Recently, a financial bonus previously awarded to the nurses of the Quebec Poison Control Center because of the complexity and acuity of their task has been abolished. This award represented 12% to 14% of the salary and its loss makes the nurses face difficult career choices given the better working conditions found elsewhere.
Several employees plan to change their business line, which, if it is the case, would jeopardize the Center’s services offering.
A business plan submitted to the Ministry of Health and Social Services (MHSS) in 2017 already highlighted the fragility of the Center’s service offer, particularly because of insufficient human resources and a significant turnover of staff requiring a regular hiring of staff.
The Quebec Poison Control Center is an important asset to the Canadian health system
The number of cases treated by the Center has been steadily increasing in the last three years, while the complexity of cases is increasing from year to year and each case can generate several other cases calls.

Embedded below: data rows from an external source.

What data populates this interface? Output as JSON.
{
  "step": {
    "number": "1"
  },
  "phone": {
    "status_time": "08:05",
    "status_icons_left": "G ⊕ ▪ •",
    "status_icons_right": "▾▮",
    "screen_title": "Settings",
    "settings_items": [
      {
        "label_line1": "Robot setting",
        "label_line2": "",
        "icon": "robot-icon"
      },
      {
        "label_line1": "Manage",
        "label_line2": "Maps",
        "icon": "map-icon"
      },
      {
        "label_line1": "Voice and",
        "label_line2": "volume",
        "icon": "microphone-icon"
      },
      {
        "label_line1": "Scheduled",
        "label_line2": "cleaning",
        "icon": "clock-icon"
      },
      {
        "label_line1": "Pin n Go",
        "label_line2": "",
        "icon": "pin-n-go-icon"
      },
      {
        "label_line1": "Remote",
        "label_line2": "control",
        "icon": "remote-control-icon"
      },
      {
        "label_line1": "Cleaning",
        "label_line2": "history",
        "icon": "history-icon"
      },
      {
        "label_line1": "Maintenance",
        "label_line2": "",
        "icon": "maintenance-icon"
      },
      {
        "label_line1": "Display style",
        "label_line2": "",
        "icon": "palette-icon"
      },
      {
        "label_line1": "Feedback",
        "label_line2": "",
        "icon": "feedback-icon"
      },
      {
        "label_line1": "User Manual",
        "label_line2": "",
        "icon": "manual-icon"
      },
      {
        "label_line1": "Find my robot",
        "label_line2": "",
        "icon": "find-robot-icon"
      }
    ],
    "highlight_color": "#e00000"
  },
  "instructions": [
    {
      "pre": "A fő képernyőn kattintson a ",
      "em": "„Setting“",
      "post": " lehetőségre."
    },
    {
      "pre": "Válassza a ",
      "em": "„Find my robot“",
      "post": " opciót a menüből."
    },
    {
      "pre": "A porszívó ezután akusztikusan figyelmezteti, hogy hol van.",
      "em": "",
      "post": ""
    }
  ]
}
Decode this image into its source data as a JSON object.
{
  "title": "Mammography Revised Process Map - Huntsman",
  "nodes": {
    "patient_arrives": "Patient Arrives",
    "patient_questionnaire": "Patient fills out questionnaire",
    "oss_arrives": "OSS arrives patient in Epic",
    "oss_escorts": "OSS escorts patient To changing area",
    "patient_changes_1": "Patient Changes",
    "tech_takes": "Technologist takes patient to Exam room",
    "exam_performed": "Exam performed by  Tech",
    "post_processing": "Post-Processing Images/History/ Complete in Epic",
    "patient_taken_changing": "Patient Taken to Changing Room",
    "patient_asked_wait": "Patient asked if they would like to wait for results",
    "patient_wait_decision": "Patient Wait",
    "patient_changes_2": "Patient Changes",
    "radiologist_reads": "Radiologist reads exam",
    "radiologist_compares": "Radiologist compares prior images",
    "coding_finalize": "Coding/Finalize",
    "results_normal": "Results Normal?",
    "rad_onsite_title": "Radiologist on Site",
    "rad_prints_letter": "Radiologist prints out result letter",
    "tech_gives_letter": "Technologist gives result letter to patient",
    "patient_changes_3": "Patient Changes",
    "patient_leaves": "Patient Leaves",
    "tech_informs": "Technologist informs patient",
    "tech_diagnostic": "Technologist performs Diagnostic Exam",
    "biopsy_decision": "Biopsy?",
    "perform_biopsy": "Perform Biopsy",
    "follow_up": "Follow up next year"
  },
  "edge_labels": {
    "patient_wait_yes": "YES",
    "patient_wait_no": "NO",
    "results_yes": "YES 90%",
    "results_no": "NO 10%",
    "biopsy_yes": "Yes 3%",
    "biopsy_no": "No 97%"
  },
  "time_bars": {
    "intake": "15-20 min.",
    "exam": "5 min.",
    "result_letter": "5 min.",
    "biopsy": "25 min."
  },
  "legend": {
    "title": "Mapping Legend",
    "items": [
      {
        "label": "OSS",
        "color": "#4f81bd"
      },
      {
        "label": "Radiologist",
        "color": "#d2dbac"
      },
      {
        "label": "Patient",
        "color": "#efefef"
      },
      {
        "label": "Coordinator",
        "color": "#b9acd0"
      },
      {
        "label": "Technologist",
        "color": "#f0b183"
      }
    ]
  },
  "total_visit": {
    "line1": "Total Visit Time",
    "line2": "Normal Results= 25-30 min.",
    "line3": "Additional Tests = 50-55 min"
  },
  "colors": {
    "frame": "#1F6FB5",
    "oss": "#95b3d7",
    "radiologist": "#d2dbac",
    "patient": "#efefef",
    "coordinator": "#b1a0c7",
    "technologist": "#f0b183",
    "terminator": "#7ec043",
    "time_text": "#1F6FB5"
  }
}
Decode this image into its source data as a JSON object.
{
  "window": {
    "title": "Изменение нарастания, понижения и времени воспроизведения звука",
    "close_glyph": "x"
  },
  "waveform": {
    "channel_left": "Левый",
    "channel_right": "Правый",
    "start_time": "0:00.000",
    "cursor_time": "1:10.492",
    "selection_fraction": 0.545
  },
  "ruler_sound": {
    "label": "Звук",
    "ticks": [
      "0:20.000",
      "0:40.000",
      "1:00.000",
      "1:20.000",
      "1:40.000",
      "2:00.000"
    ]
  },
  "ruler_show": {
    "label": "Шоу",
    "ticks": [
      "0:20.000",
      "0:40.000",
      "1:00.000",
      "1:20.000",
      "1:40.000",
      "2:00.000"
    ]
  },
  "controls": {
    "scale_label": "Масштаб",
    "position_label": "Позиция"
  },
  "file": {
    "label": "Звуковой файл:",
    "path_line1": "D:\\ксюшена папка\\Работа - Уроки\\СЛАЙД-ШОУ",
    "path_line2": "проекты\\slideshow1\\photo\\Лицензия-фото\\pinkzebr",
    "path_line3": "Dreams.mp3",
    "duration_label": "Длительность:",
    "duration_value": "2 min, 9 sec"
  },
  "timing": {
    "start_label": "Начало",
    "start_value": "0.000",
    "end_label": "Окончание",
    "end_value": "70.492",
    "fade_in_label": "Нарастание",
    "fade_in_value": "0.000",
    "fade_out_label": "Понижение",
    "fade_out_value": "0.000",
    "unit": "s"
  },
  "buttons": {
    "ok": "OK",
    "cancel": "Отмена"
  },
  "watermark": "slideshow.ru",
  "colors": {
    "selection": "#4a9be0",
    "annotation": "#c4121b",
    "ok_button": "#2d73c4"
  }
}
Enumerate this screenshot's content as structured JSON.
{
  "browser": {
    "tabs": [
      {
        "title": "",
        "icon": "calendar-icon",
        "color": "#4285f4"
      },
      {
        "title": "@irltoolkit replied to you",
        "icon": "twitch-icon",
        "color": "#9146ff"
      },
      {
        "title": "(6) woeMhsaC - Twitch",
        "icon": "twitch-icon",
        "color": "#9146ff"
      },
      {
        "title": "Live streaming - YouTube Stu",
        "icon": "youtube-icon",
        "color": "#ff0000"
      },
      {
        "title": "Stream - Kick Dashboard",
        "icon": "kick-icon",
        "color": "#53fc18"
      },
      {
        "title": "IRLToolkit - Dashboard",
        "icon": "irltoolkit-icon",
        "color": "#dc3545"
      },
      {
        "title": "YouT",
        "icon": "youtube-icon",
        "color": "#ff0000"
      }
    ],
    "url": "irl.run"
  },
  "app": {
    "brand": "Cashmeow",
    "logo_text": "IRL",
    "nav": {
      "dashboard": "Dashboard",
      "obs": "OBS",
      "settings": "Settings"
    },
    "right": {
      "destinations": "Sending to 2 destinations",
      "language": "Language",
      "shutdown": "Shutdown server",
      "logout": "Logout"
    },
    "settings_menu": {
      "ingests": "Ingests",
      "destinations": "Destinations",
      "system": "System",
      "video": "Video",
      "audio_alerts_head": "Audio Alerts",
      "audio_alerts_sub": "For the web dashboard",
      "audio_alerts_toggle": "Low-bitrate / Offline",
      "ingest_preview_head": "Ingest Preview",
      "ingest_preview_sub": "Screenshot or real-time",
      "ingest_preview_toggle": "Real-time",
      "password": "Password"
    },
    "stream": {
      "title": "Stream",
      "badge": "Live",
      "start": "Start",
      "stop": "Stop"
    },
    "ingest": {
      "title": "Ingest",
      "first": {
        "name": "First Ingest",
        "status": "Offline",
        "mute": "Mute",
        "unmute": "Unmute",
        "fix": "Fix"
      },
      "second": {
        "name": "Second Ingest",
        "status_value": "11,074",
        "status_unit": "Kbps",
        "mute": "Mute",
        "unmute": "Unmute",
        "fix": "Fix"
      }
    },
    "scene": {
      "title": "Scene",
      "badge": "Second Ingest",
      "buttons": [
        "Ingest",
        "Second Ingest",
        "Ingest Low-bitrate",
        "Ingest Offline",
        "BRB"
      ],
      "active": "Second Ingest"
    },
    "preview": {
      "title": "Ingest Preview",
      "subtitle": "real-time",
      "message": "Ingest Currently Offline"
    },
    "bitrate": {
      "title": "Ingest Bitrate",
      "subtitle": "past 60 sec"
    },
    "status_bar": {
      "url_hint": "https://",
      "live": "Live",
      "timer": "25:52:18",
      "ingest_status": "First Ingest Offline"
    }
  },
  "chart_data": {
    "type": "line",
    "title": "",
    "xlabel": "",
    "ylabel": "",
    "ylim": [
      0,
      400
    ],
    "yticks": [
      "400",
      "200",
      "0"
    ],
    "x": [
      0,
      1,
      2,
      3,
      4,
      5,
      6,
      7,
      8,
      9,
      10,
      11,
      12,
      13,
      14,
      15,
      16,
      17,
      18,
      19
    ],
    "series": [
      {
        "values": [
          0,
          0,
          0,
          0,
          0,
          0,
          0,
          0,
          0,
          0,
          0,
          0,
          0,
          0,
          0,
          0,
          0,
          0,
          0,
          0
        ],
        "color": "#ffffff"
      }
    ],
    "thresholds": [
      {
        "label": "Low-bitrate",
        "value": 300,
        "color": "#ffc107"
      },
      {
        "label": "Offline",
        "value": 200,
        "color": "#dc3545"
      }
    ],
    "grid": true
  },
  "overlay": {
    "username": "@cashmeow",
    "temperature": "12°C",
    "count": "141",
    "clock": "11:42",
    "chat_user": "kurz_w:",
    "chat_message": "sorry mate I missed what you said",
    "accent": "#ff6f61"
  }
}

In addition, due to departures and retirements in the last two years and a shortage of recruits having completed the specialized training in medical toxicology, there are only four toxicologists (instead of eight) to share the tasks in order to provide 24/7 support for the entire province while having other clinical responsibilities, also.
The Quebec Poison Control Center is currently in a critical situation and there is an urgency to act. The employees of the Center are asking the MHSS to provide the budget for the hiring of new personnel and to restore the critical care bonuses to the nursing staff.
Since 1986, the Quebec Poison Control Center has been providing 24/7 services to the public and health professionals regarding acute exposures to potentially toxic substances. Specialists estimate that every dollar invested in the Canadian Poison Control Center saves $8 on the health system. Comparatively, in 2012, in the United States, it was estimated that every dollar invested in a poison control center saved $13.39 in health care and productivity losses.
Erin VanDyke lives on her family farm and has more than 35 years of hands-on experience with the use of livestock guard dogs for predator control. On their farm, Jan and her family use corgis as herding dogs and have raised Shetland sheep, Fainting goats, Morgan and Trakehner horses, and historic breeds of chickens and turkeys. Erin is also an active beekeeper.